Goal of the exercise: Line by line, count where the string "Article" appears in the listing, then give the number of such lines alone.

Records shown:
□ □ □ □

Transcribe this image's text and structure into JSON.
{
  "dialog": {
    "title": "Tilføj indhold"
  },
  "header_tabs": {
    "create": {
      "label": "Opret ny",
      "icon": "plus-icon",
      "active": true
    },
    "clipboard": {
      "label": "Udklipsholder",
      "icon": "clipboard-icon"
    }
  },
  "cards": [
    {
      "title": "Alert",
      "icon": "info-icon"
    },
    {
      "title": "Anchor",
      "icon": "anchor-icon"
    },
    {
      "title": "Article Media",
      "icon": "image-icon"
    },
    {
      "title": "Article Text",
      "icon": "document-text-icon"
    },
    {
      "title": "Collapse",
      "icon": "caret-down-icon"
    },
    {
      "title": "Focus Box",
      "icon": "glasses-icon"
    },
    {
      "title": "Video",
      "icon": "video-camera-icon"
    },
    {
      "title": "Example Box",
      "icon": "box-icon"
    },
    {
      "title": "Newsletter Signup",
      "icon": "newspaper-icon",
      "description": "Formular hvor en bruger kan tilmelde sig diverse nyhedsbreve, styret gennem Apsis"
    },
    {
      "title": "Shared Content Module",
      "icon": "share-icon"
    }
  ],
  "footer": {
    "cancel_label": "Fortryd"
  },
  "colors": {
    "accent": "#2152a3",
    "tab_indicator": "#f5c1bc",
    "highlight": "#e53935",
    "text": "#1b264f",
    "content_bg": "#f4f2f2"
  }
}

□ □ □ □

Worked solution: 2